In your answer, set down the records below exactly as they stand, omitting pictures.

Recorded information section start

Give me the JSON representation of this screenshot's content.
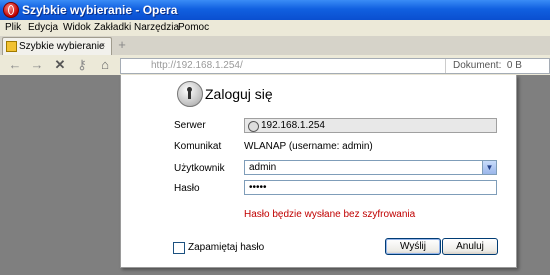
{
  "window": {
    "title": "Szybkie wybieranie - Opera"
  },
  "menu": [
    "Plik",
    "Edycja",
    "Widok",
    "Zakładki",
    "Narzędzia",
    "Pomoc"
  ],
  "tab": {
    "label": "Szybkie wybieranie"
  },
  "nav": {
    "url": "http://192.168.1.254/",
    "doc_label": "Dokument:",
    "doc_value": "0 B"
  },
  "dialog": {
    "title": "Zaloguj się",
    "server_label": "Serwer",
    "server_value": "192.168.1.254",
    "message_label": "Komunikat",
    "message_value": "WLANAP (username: admin)",
    "user_label": "Użytkownik",
    "user_value": "admin",
    "password_label": "Hasło",
    "password_value": "•••••",
    "warning": "Hasło będzie wysłane bez szyfrowania",
    "remember_label": "Zapamiętaj hasło",
    "ok_label": "Wyślij",
    "cancel_label": "Anuluj"
  },
  "colors": {
    "warning": "#c00000",
    "titlebar": "#1160e0"
  }
}
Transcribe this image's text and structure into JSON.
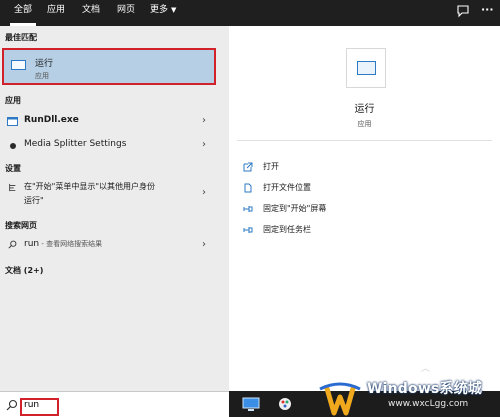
{
  "tabs": [
    {
      "label": "全部",
      "active": true
    },
    {
      "label": "应用"
    },
    {
      "label": "文档"
    },
    {
      "label": "网页"
    },
    {
      "label": "更多"
    }
  ],
  "sections": {
    "best_match": "最佳匹配",
    "apps": "应用",
    "settings": "设置",
    "web": "搜索网页",
    "docs": "文档 (2+)"
  },
  "best_match": {
    "title": "运行",
    "subtitle": "应用"
  },
  "apps": [
    {
      "label": "RunDll.exe"
    },
    {
      "label": "Media Splitter Settings"
    }
  ],
  "setting": {
    "line1": "在\"开始\"菜单中显示\"以其他用户身份",
    "line2": "运行\""
  },
  "web": {
    "query": "run",
    "suffix": " - 查看网络搜索结果"
  },
  "detail": {
    "title": "运行",
    "subtitle": "应用",
    "actions": [
      {
        "label": "打开",
        "icon": "open-icon"
      },
      {
        "label": "打开文件位置",
        "icon": "file-location-icon"
      },
      {
        "label": "固定到\"开始\"屏幕",
        "icon": "pin-icon"
      },
      {
        "label": "固定到任务栏",
        "icon": "pin-icon"
      }
    ]
  },
  "search": {
    "value": "run"
  },
  "watermark": {
    "main": "Windows系统城",
    "url": "www.wxcLgg.com"
  },
  "colors": {
    "highlight_border": "#d1222b",
    "selected_bg": "#b6cfe4",
    "topbar_bg": "#1f1f1f"
  }
}
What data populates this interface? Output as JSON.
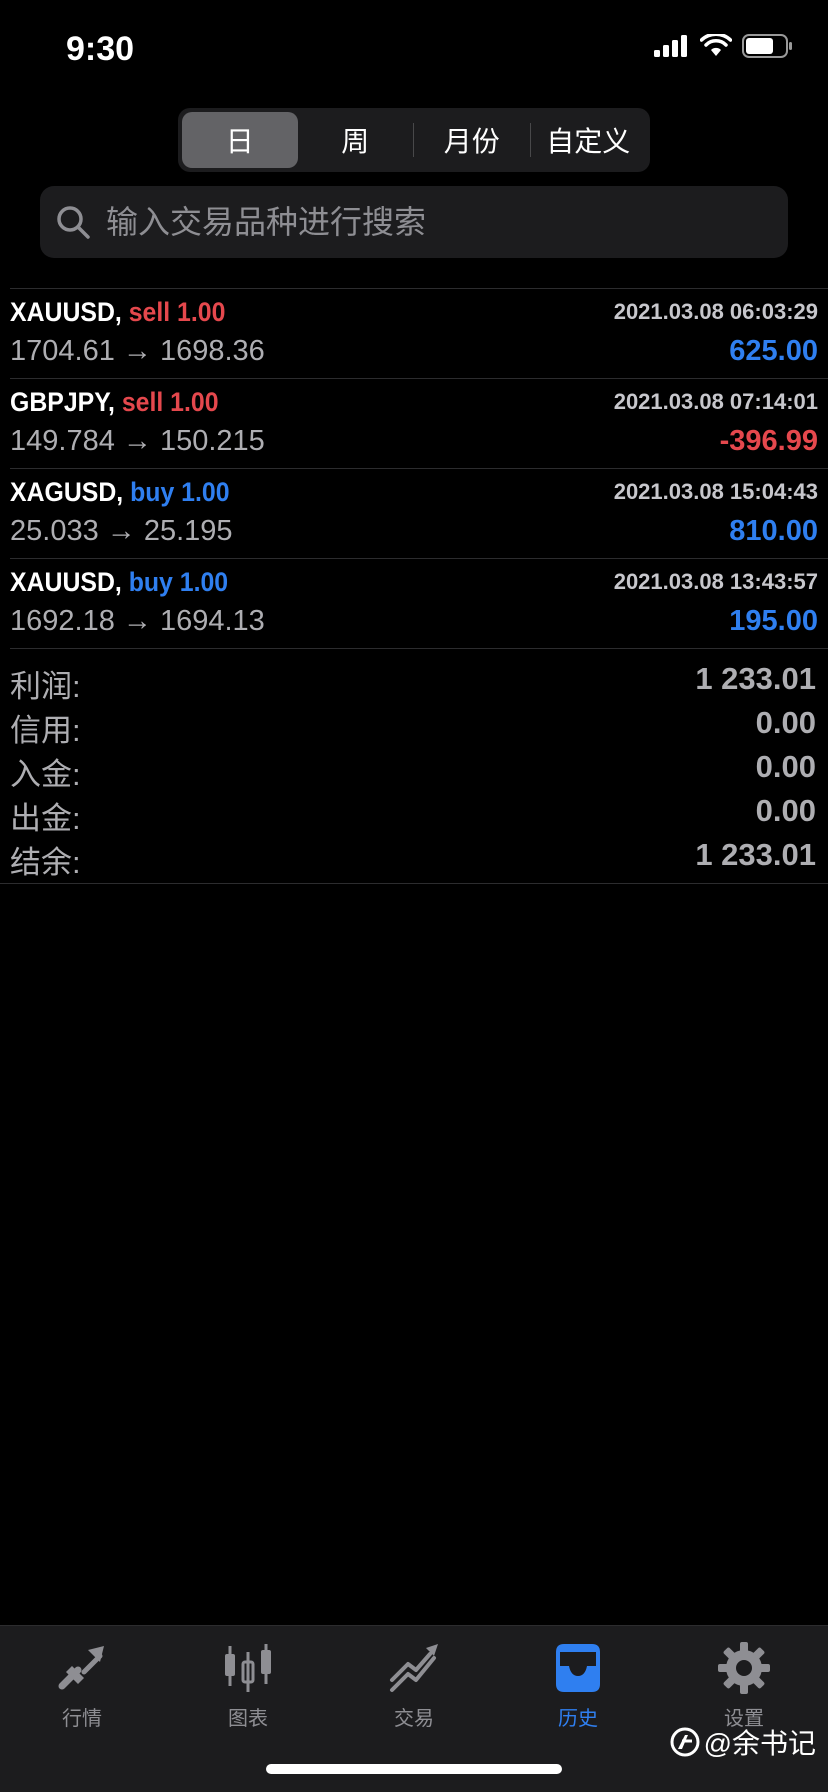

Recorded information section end

Solution:
Give me the JSON representation of this screenshot's content.
{
  "window": {
    "title": "Szybkie wybieranie - Opera"
  },
  "menu": [
    "Plik",
    "Edycja",
    "Widok",
    "Zakładki",
    "Narzędzia",
    "Pomoc"
  ],
  "tab": {
    "label": "Szybkie wybieranie"
  },
  "nav": {
    "url": "http://192.168.1.254/",
    "doc_label": "Dokument:",
    "doc_value": "0 B"
  },
  "dialog": {
    "title": "Zaloguj się",
    "server_label": "Serwer",
    "server_value": "192.168.1.254",
    "message_label": "Komunikat",
    "message_value": "WLANAP (username: admin)",
    "user_label": "Użytkownik",
    "user_value": "admin",
    "password_label": "Hasło",
    "password_value": "•••••",
    "warning": "Hasło będzie wysłane bez szyfrowania",
    "remember_label": "Zapamiętaj hasło",
    "ok_label": "Wyślij",
    "cancel_label": "Anuluj"
  },
  "colors": {
    "warning": "#c00000",
    "titlebar": "#1160e0"
  }
}
Transcribe this image's text and structure into JSON.
{
  "tabs": [
    {
      "label": "全部",
      "active": true
    },
    {
      "label": "应用"
    },
    {
      "label": "文档"
    },
    {
      "label": "网页"
    },
    {
      "label": "更多"
    }
  ],
  "sections": {
    "best_match": "最佳匹配",
    "apps": "应用",
    "settings": "设置",
    "web": "搜索网页",
    "docs": "文档 (2+)"
  },
  "best_match": {
    "title": "运行",
    "subtitle": "应用"
  },
  "apps": [
    {
      "label": "RunDll.exe"
    },
    {
      "label": "Media Splitter Settings"
    }
  ],
  "setting": {
    "line1": "在\"开始\"菜单中显示\"以其他用户身份",
    "line2": "运行\""
  },
  "web": {
    "query": "run",
    "suffix": " - 查看网络搜索结果"
  },
  "detail": {
    "title": "运行",
    "subtitle": "应用",
    "actions": [
      {
        "label": "打开",
        "icon": "open-icon"
      },
      {
        "label": "打开文件位置",
        "icon": "file-location-icon"
      },
      {
        "label": "固定到\"开始\"屏幕",
        "icon": "pin-icon"
      },
      {
        "label": "固定到任务栏",
        "icon": "pin-icon"
      }
    ]
  },
  "search": {
    "value": "run"
  },
  "watermark": {
    "main": "Windows系统城",
    "url": "www.wxcLgg.com"
  },
  "colors": {
    "highlight_border": "#d1222b",
    "selected_bg": "#b6cfe4",
    "topbar_bg": "#1f1f1f"
  }
}
What data populates this interface? Output as JSON.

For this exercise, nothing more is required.